Then, just after 11:47am local time, as I looked towards the western horizon I saw what at first I thought was a trick of my imagination.
The sky seemed to be turning dark before my eyes.
I turned around to look at the Sun just as it finally disappeared behind the Moon.
“When totality hit, it was so sudden. I expected it to be more gradual.
The moment before you were looking at it with eclipse glasses, at the little bit that was left,”says Edwin’s son Walter, who was seeing an eclipse for the first time.
“And then it just looked like it explodes from all of the light coming off of the sides of the Moon. I found that to be really impressive.”
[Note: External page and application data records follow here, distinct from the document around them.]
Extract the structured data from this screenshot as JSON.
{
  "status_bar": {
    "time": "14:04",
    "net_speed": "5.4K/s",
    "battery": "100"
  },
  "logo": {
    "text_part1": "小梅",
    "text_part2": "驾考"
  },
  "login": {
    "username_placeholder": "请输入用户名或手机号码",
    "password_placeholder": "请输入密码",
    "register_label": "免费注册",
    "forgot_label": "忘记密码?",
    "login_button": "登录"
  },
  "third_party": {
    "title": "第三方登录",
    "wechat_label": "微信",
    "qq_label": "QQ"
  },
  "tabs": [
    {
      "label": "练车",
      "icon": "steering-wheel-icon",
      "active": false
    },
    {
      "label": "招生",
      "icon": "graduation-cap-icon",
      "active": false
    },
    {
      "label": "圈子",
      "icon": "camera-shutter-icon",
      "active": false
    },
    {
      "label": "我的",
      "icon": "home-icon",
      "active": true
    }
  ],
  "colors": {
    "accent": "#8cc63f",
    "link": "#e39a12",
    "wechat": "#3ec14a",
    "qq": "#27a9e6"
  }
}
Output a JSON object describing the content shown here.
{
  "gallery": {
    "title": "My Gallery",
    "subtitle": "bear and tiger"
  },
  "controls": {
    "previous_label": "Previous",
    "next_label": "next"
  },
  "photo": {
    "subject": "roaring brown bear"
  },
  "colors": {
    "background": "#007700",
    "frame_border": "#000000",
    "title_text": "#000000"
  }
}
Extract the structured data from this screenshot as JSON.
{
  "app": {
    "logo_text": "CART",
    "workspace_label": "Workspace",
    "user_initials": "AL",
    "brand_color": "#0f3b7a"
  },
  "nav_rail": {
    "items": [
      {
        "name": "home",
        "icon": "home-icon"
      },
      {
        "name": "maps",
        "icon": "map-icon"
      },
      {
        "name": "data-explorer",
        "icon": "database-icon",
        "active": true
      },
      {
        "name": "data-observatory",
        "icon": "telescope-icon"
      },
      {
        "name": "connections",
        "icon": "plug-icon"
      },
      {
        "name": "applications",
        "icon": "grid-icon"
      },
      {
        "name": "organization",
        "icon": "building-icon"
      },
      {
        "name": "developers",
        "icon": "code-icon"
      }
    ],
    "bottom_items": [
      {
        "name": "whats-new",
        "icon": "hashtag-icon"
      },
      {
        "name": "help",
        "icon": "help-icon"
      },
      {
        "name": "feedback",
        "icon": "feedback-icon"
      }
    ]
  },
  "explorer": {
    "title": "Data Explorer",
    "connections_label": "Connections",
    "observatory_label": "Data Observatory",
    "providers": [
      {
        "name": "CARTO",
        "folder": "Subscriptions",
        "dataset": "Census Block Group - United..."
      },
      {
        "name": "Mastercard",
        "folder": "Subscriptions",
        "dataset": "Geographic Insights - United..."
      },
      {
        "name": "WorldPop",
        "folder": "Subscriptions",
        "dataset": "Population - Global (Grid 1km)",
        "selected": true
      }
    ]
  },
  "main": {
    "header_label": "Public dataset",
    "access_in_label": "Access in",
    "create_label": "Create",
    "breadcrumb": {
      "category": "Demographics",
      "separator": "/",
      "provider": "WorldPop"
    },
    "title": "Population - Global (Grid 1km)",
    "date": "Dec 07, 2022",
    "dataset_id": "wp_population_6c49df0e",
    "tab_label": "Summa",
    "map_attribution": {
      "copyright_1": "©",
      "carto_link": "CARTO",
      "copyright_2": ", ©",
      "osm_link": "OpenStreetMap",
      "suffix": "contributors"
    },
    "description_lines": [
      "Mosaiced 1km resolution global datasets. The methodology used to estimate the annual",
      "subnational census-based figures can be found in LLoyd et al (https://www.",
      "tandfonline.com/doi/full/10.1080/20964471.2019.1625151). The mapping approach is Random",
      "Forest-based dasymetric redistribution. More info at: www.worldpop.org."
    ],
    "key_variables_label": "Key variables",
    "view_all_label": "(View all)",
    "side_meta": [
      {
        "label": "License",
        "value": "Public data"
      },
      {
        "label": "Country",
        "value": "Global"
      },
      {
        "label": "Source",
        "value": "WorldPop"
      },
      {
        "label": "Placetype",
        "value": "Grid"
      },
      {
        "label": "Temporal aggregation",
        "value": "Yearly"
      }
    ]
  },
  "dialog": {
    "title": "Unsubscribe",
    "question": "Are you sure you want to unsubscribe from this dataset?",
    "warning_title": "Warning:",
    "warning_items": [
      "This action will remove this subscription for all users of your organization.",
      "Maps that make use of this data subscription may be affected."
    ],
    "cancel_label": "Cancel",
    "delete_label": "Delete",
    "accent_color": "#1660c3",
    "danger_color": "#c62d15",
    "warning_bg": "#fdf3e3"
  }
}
But it wasn’t just the spectacle of the Sun itself that was remarkable, as Barry from Cedar Falls, Utah noted.
“We’d gone out into the field, seeing the glow around us in the distance, but it was so dark where we were, there was this alpen glow around the edges,” says Barry
“The other thing we noticed was the shadows being cast as we got near the full eclipse, and how much it resembled the shadow under a full Moon.
Very sharp, but at the same time from a diminished sunlight.”
All too soon though, totality ended with another burst of diamond light, as the Moon’s shadow passed over Mitchell, carrying on its way east.
Totality over, the mass exodus began as people hurried back to their corner of the world. But it would be a day that none of them would forget.
“I couldn’t ask for a better day. It was moving,” says Marty Hedinger, who has lived in the region for 70 years.
“I was only disappointed by how short it was.
I could have looked at that a little longer.
We were lucky to see it.”
All too soon, my eclipse journey had reached its end and it was time to make the 150 mile trip back to the Sandhills in central Nebraska.
Of course, the weather around here had been perfect for totality, making my half-state dash completely unnecessary, but hey!
I got to enjoy the view on the way back (now the fog was gone) and if nothing else, it was an adventure.
It’s an adventure I was a little sad about coming to an end and so shortly afterward, I headed out into the night.
The Sandhills were so dark that even a short way out of town, you could see the Milky Way making its meandering path across the sky over the rolling fields of crops and grass land that stretch for hundreds of miles.
A wonderful sight – the perfect end to a trip of fantastic skies and incredible scenery.
To read more about my experience of totality, make sure to pick up October’s copy of BBC Sky at Night Magazine.
Elizabeth Pearson was travelling with Hertz Roadtrippers.